• **Work to complete**
The required result is every line of the records that includes "forecast".

(Source data)
_ _ _ _ _
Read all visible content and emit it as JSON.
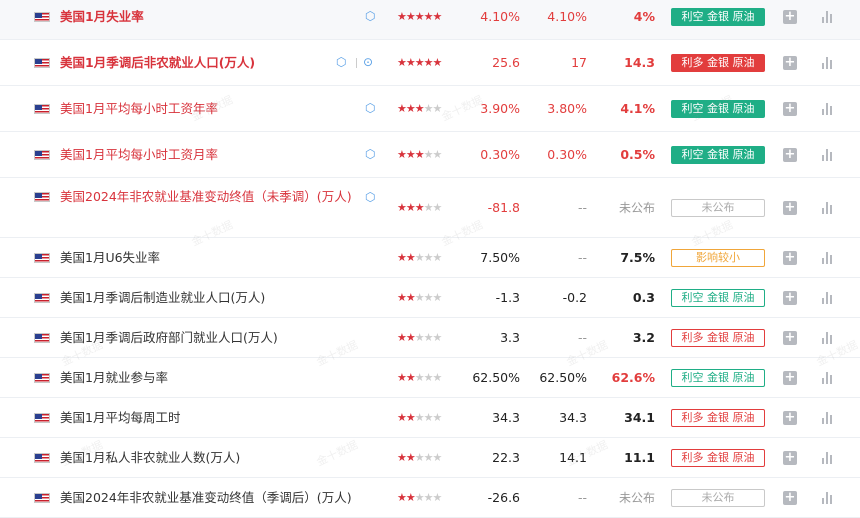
{
  "colors": {
    "bearish_green": "#1fae86",
    "bullish_red": "#e23d3d",
    "neutral_gray": "#999999",
    "small_impact_orange": "#f0a63a",
    "star_red": "#d8333c"
  },
  "watermark_text": "金十数据",
  "rows": [
    {
      "name": "美国1月失业率",
      "importance": 5,
      "prev": "4.10%",
      "forecast": "4.10%",
      "actual": "4%",
      "tag": "利空 金银 原油",
      "icons": [
        "cube-icon"
      ]
    },
    {
      "name": "美国1月季调后非农就业人口(万人)",
      "importance": 5,
      "prev": "25.6",
      "forecast": "17",
      "actual": "14.3",
      "tag": "利多 金银 原油",
      "icons": [
        "cube-icon",
        "play-icon"
      ]
    },
    {
      "name": "美国1月平均每小时工资年率",
      "importance": 3,
      "prev": "3.90%",
      "forecast": "3.80%",
      "actual": "4.1%",
      "tag": "利空 金银 原油",
      "icons": [
        "cube-icon"
      ]
    },
    {
      "name": "美国1月平均每小时工资月率",
      "importance": 3,
      "prev": "0.30%",
      "forecast": "0.30%",
      "actual": "0.5%",
      "tag": "利空 金银 原油",
      "icons": [
        "cube-icon"
      ]
    },
    {
      "name": "美国2024年非农就业基准变动终值（未季调）(万人)",
      "importance": 3,
      "prev": "-81.8",
      "forecast": "--",
      "actual": "未公布",
      "tag": "未公布",
      "icons": [
        "cube-icon"
      ]
    },
    {
      "name": "美国1月U6失业率",
      "importance": 2,
      "prev": "7.50%",
      "forecast": "--",
      "actual": "7.5%",
      "tag": "影响较小",
      "icons": []
    },
    {
      "name": "美国1月季调后制造业就业人口(万人)",
      "importance": 2,
      "prev": "-1.3",
      "forecast": "-0.2",
      "actual": "0.3",
      "tag": "利空 金银 原油",
      "icons": []
    },
    {
      "name": "美国1月季调后政府部门就业人口(万人)",
      "importance": 2,
      "prev": "3.3",
      "forecast": "--",
      "actual": "3.2",
      "tag": "利多 金银 原油",
      "icons": []
    },
    {
      "name": "美国1月就业参与率",
      "importance": 2,
      "prev": "62.50%",
      "forecast": "62.50%",
      "actual": "62.6%",
      "tag": "利空 金银 原油",
      "icons": []
    },
    {
      "name": "美国1月平均每周工时",
      "importance": 2,
      "prev": "34.3",
      "forecast": "34.3",
      "actual": "34.1",
      "tag": "利多 金银 原油",
      "icons": []
    },
    {
      "name": "美国1月私人非农就业人数(万人)",
      "importance": 2,
      "prev": "22.3",
      "forecast": "14.1",
      "actual": "11.1",
      "tag": "利多 金银 原油",
      "icons": []
    },
    {
      "name": "美国2024年非农就业基准变动终值（季调后）(万人)",
      "importance": 2,
      "prev": "-26.6",
      "forecast": "--",
      "actual": "未公布",
      "tag": "未公布",
      "icons": []
    }
  ]
}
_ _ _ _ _
• **Worked solution**
      "forecast": "4.10%",
      "forecast": "17",
      "forecast": "3.80%",
      "forecast": "0.30%",
      "forecast": "--",
      "forecast": "--",
      "forecast": "-0.2",
      "forecast": "--",
      "forecast": "62.50%",
      "forecast": "34.3",
      "forecast": "14.1",
      "forecast": "--",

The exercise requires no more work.